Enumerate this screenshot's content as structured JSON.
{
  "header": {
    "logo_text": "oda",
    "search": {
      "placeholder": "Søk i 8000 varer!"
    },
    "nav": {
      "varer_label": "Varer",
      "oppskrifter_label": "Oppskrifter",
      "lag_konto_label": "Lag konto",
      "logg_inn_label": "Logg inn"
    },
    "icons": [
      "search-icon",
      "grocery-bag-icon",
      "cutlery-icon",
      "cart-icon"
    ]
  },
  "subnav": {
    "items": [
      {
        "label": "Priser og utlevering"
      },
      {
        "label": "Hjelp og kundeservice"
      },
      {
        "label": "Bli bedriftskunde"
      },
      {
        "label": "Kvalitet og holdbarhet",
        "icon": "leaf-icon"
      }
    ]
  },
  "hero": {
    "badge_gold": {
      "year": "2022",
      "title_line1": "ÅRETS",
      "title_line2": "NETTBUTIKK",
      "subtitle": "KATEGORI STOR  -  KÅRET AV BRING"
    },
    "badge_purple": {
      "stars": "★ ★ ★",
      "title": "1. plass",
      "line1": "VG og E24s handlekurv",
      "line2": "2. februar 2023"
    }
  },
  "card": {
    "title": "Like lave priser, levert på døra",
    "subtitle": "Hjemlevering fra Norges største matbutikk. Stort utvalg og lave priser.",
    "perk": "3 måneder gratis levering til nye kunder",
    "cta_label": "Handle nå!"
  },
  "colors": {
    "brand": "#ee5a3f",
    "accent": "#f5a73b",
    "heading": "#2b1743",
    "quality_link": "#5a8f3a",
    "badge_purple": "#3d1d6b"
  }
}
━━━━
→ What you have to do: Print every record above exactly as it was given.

→ Response to the task:
Enumerate this screenshot's content as structured JSON.
{
  "header": {
    "logo_text": "oda",
    "search": {
      "placeholder": "Søk i 8000 varer!"
    },
    "nav": {
      "varer_label": "Varer",
      "oppskrifter_label": "Oppskrifter",
      "lag_konto_label": "Lag konto",
      "logg_inn_label": "Logg inn"
    },
    "icons": [
      "search-icon",
      "grocery-bag-icon",
      "cutlery-icon",
      "cart-icon"
    ]
  },
  "subnav": {
    "items": [
      {
        "label": "Priser og utlevering"
      },
      {
        "label": "Hjelp og kundeservice"
      },
      {
        "label": "Bli bedriftskunde"
      },
      {
        "label": "Kvalitet og holdbarhet",
        "icon": "leaf-icon"
      }
    ]
  },
  "hero": {
    "badge_gold": {
      "year": "2022",
      "title_line1": "ÅRETS",
      "title_line2": "NETTBUTIKK",
      "subtitle": "KATEGORI STOR  -  KÅRET AV BRING"
    },
    "badge_purple": {
      "stars": "★ ★ ★",
      "title": "1. plass",
      "line1": "VG og E24s handlekurv",
      "line2": "2. februar 2023"
    }
  },
  "card": {
    "title": "Like lave priser, levert på døra",
    "subtitle": "Hjemlevering fra Norges største matbutikk. Stort utvalg og lave priser.",
    "perk": "3 måneder gratis levering til nye kunder",
    "cta_label": "Handle nå!"
  },
  "colors": {
    "brand": "#ee5a3f",
    "accent": "#f5a73b",
    "heading": "#2b1743",
    "quality_link": "#5a8f3a",
    "badge_purple": "#3d1d6b"
  }
}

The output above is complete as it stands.